WORK ITEM: Type out the whole listing again exactly, pictures omitted.

━━━ DATA SUPPLIED

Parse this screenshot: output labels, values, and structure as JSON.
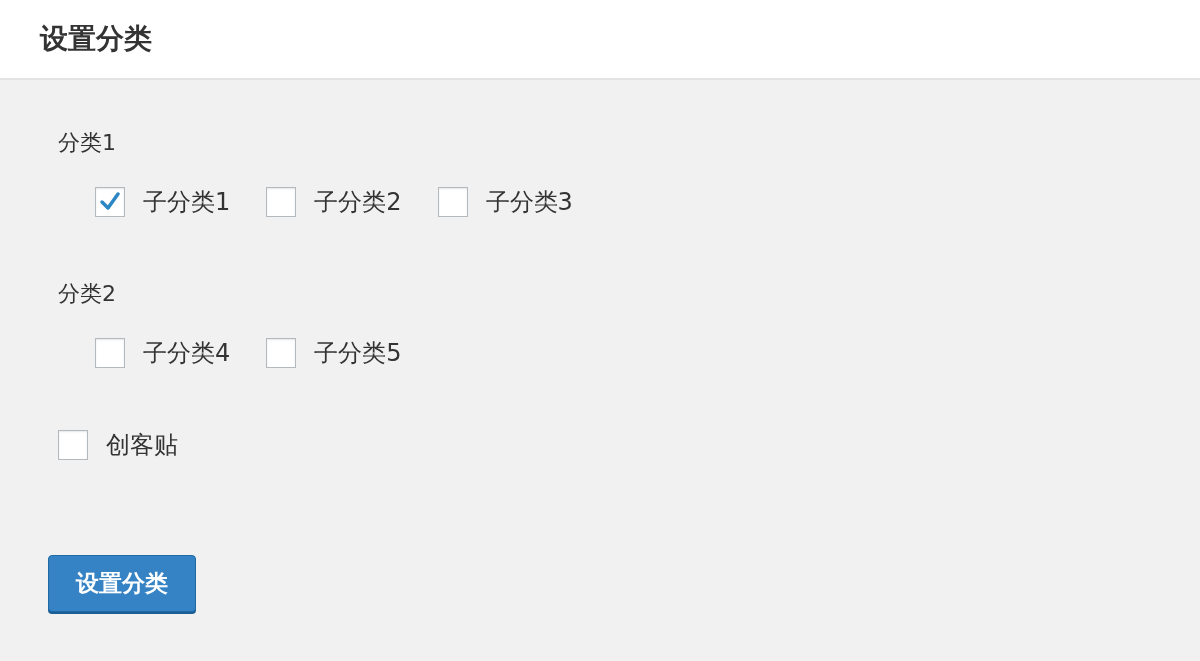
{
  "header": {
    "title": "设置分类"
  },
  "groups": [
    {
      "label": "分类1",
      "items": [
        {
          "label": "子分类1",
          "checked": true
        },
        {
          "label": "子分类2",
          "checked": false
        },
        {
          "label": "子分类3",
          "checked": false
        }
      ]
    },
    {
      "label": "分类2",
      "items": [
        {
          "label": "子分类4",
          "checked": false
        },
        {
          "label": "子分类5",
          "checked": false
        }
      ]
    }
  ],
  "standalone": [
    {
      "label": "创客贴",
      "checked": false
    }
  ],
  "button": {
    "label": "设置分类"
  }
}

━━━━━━

THE COMPLETED TASK:
Parse this screenshot: output labels, values, and structure as JSON.
{
  "header": {
    "title": "设置分类"
  },
  "groups": [
    {
      "label": "分类1",
      "items": [
        {
          "label": "子分类1",
          "checked": true
        },
        {
          "label": "子分类2",
          "checked": false
        },
        {
          "label": "子分类3",
          "checked": false
        }
      ]
    },
    {
      "label": "分类2",
      "items": [
        {
          "label": "子分类4",
          "checked": false
        },
        {
          "label": "子分类5",
          "checked": false
        }
      ]
    }
  ],
  "standalone": [
    {
      "label": "创客贴",
      "checked": false
    }
  ],
  "button": {
    "label": "设置分类"
  }
}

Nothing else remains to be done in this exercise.